He grew up near Mount Holyoke College, in South Hadley, Massachusetts, where his father, Valentine Giamatti, was a professor of Romance languages and Italian literature. His mother, Mary Claybaugh Walton, was the daughter of Helen (Davidson) Walton and Bartlett Walton, who attended Andover and Harvard College. His paternal grandfather, Angelo Giammattei (so spelled) emigrated from Italy through Ellis Island about 1900.

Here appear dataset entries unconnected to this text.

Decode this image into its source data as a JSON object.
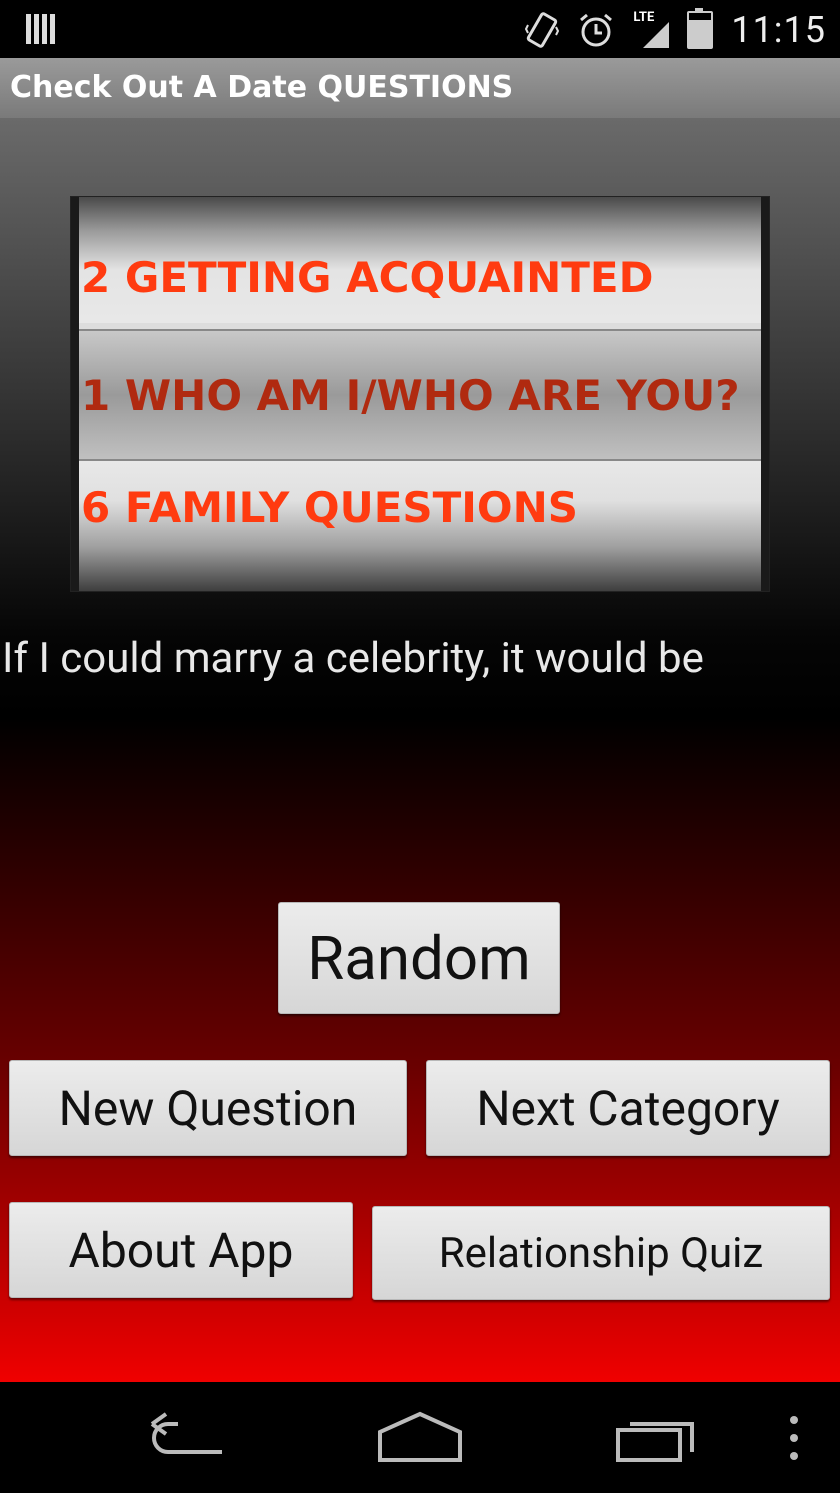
{
  "status_bar": {
    "time": "11:15",
    "network": "LTE",
    "icons": [
      "barcode-icon",
      "vibrate-icon",
      "alarm-icon",
      "signal-icon",
      "battery-icon"
    ]
  },
  "app": {
    "title": "Check Out A Date QUESTIONS"
  },
  "picker": {
    "items": [
      "2 GETTING ACQUAINTED",
      "1 WHO AM I/WHO ARE YOU?",
      "6 FAMILY QUESTIONS"
    ],
    "colors": {
      "item": "#ff3b10",
      "selected": "#b02a10"
    }
  },
  "question": "If I could marry a celebrity, it would be",
  "buttons": {
    "random": "Random",
    "new_question": "New Question",
    "next_category": "Next Category",
    "about_app": "About App",
    "relationship_quiz": "Relationship Quiz"
  },
  "nav": {
    "icons": [
      "back-icon",
      "home-icon",
      "recent-apps-icon",
      "menu-icon"
    ]
  }
}
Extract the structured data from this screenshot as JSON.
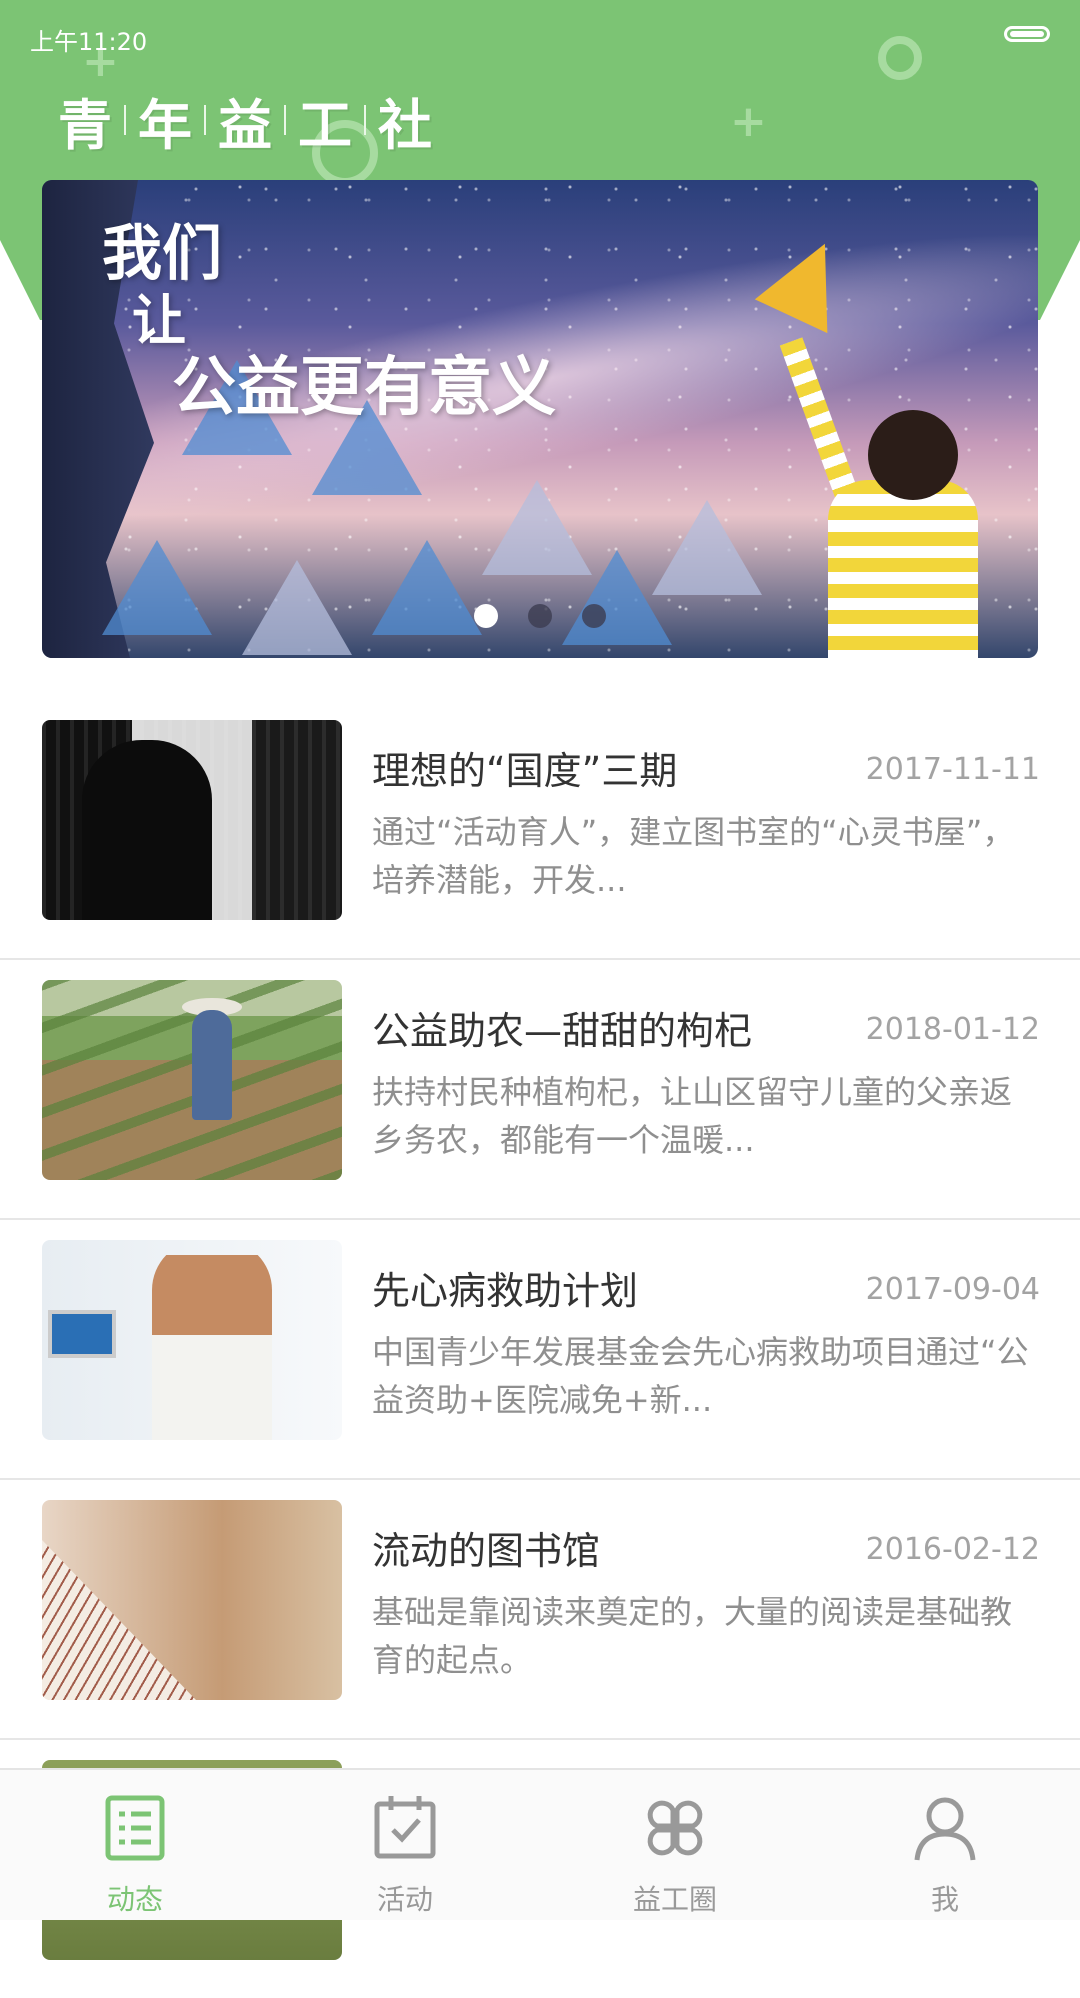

A. Bartlett Giamatti attended Andover and Yale. He was pledged to Scroll & Key, and graduated magna cum laude in 1960, marrying Toni Smith that same year. Two of their three children, Marcus Giamatti, Paul Giamatti, and Elena Giamatti, have become actors. Bart stayed in New Haven to receive his doctorate in 1964. He became a professor of English at Yale University, an author, and master of Ezra Stiles College at Yale. He spent a brief period teaching at Princeton, but was at Yale for most of his teaching life. When his tenure as Stiles master ended in 1972, he was so popular that his students wanted to honor him with a present. Giamatti told them he wanted a joke gift and they got him a moosehead (from a yard sale), which was ceremoniously hung in the dining hall. As the new master took over, Giamatti told him in a serious tone, "I have only one solemn duty I have to convey to you. Take care of my moose."
He served as president of Yale University from 1977 to 1986.
His life-long interest in baseball came into play when he became President of the National League in 1986, and later Commissioner of Baseball in 1989. One of his main acts was the banishment for life of Pete Rose from baseball for betting on the sport and associating with known gamblers, detailed in the Dowd Report. He died, at a young age, of a heart attack weeks after banishing Rose.
Books: The Earthly Paradise and the Renaissance Epic (1966)